The passage of Question 1 in Massachusetts in the November elections, while not applicable to construction equipment dealers, showed that the Right to Repair (R2R) movement is alive and well.
Proponents of Question 1 said it would create a level playing field for independent vehicle and parts shops by giving them access to OEM vehicle software used to diagnose and repair problems. The 2020 legislation was an update to a 2013 law, created specifically to include vehicle telematics.
While the Massachusetts legislation excluded off-road machines, construction equipment OEMs and dealers are aware they could be included in the next round of R2R legislation coming from states.
“The standard R2R bill we’re seeing in states across the country doesn’t differentiate between agricultural and construction equipment,” says Natalie Higgins, vice president of government relations and general counsel with the agricultural-side Equipment Dealers Association.
“There were close to 30 bills introduced in 2019, and I anticipate there will be a similar number of bills introduced in 2021,” she says. Daniel Fisher, vice president of government affairs for the Associated Equipment Distributors, says his group also expects a similar push this year.
While the concerns of the pandemic sidelined R2R initiatives in 2020, some states on EDA’s R2R radar are New York, Minnesota, Colorado and Missouri. “We want to be prepared, and we’re doing the same groundwork that we’ve done previously,” Higgins says. “We’re ready to go.”
The “we” Higgins is referring to is the Coalition Opposed to Illegal Tampering, which was formed last year and includes EDA and AED along with the Association of Equipment Manufacturers, the Truck and Engine Manufacturers Association and the Outdoor Power Equipment Institute.
“The concerns are the same whether you’re selling a combine or a backhoe,” Higgins says.
Advocates for R2R chiefly come from two places: consumer electronics and agricultural equipment owners. Members of these groups and others argue that they should have full access to a machine’s software and thus be capable of repairing any problems without having to first go to a dealer.
While this can sound reasonable, the coalition says the downsides are significant. Accessing software codes could lead to safety features being disarmed and emissions controls turned off, they argue.
While that can sound appealing to equipment owners tired of the challenges of Tier 4 engines and diesel exhaust fluid, disarming emissions controls also makes the machine illegal for sale in the U.S.
This was underlined last month when the EPA issued an enforcement alert detailing the actions (including fines of more than $2 million) it had taken against companies manufacturing, selling and installing what is commonly known as “defeat devices.” Since residual value is a key part of a user’s machine owning costs, there’s a question whether the perceived short-term gain is worth the long-term cost.

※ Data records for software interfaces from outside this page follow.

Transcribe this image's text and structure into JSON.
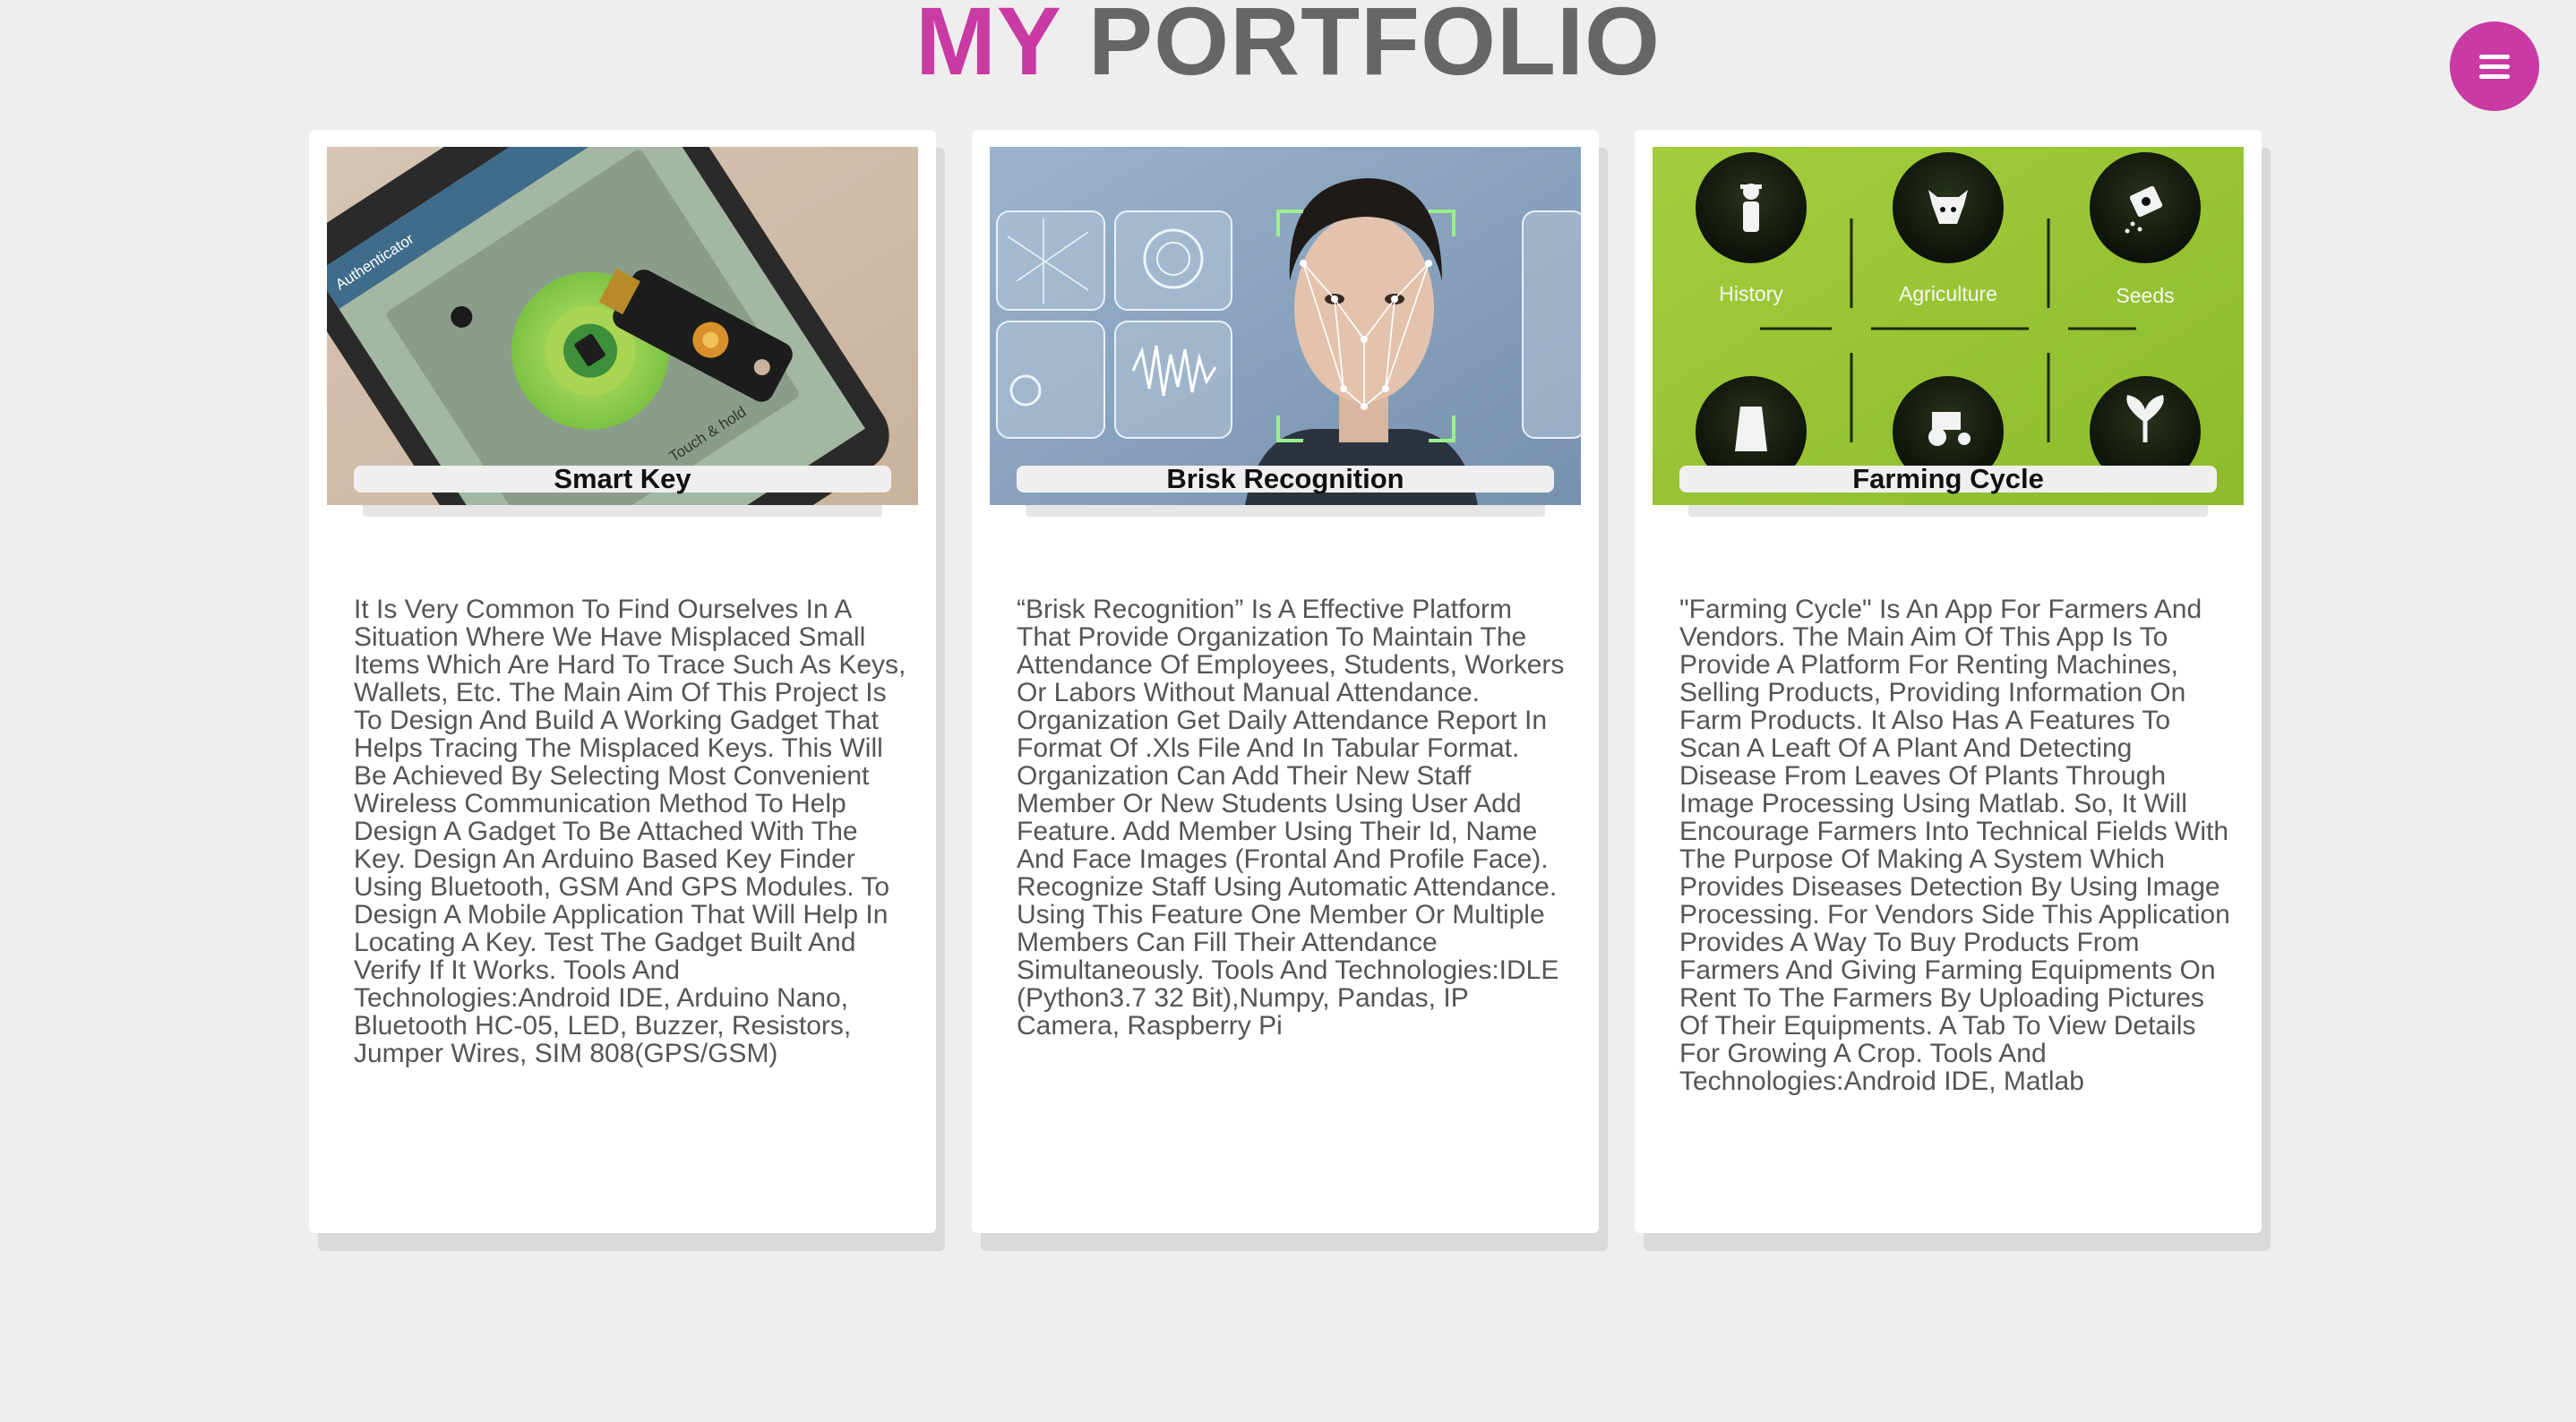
{
  "header": {
    "title_accent": "MY",
    "title_rest": "PORTFOLIO"
  },
  "menu": {
    "icon": "hamburger-menu-icon",
    "color": "#c93aa3"
  },
  "colors": {
    "accent": "#c93aa3",
    "title_gray": "#666666",
    "background": "#eeeeee",
    "card": "#ffffff",
    "text": "#555555"
  },
  "projects": [
    {
      "title": "Smart Key",
      "image": {
        "phone_screen_label": "Authenticator",
        "instruction": "Touch & hold"
      },
      "description": "It Is Very Common To Find Ourselves In A Situation Where We Have Misplaced Small Items Which Are Hard To Trace Such As Keys, Wallets, Etc. The Main Aim Of This Project Is To Design And Build A Working Gadget That Helps Tracing The Misplaced Keys. This Will Be Achieved By Selecting Most Convenient Wireless Communication Method To Help Design A Gadget To Be Attached With The Key. Design An Arduino Based Key Finder Using Bluetooth, GSM And GPS Modules. To Design A Mobile Application That Will Help In Locating A Key. Test The Gadget Built And Verify If It Works. Tools And Technologies:Android IDE, Arduino Nano, Bluetooth HC-05, LED, Buzzer, Resistors, Jumper Wires, SIM 808(GPS/GSM)"
    },
    {
      "title": "Brisk Recognition",
      "description": "“Brisk Recognition” Is A Effective Platform That Provide Organization To Maintain The Attendance Of Employees, Students, Workers Or Labors Without Manual Attendance. Organization Get Daily Attendance Report In Format Of .Xls File And In Tabular Format. Organization Can Add Their New Staff Member Or New Students Using User Add Feature. Add Member Using Their Id, Name And Face Images (Frontal And Profile Face). Recognize Staff Using Automatic Attendance. Using This Feature One Member Or Multiple Members Can Fill Their Attendance Simultaneously. Tools And Technologies:IDLE (Python3.7 32 Bit),Numpy, Pandas, IP Camera, Raspberry Pi"
    },
    {
      "title": "Farming Cycle",
      "image": {
        "labels": [
          "History",
          "Agriculture",
          "Seeds"
        ]
      },
      "description": "\"Farming Cycle\" Is An App For Farmers And Vendors. The Main Aim Of This App Is To Provide A Platform For Renting Machines, Selling Products, Providing Information On Farm Products. It Also Has A Features To Scan A Leaft Of A Plant And Detecting Disease From Leaves Of Plants Through Image Processing Using Matlab. So, It Will Encourage Farmers Into Technical Fields With The Purpose Of Making A System Which Provides Diseases Detection By Using Image Processing. For Vendors Side This Application Provides A Way To Buy Products From Farmers And Giving Farming Equipments On Rent To The Farmers By Uploading Pictures Of Their Equipments. A Tab To View Details For Growing A Crop. Tools And Technologies:Android IDE, Matlab"
    }
  ]
}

Concerned about potential inclusion of construction equipment in future R2R legislation, construction dealers are paying attention. At last year’s Associated Equipment Distributor’s Summit, it was the subject of an educational seminar.
To date, R2R legislation has focused on the on-road and agricultural sectors. Since some dealers play in both sectors, AED and its members are leery of an extension of R2R legislation to construction dealers. Other industries that also have to be on the alert are marine and outdoor power dealers.
Coalition-member Association of Equipment Manufacturers launched a PR campaign that included co-sponsorship of the R2Rsolutions.org website, producing a video that articulates the OEM/dealer position, albeit primarily from an ag equipment viewpoint.
In addition, AEM and EDA have issued a “Statement of Principles,” saying they are committed to providing customers with repair information, fleet management information and diagnostic tools for assessing the severity of machine alerts. The coalition is using this voluntary commitment as a demonstration that it isn’t objecting to customer equipment repairs per se.
Higgins also recommends dealers go to illegaltampering.com and look at the dealer resources.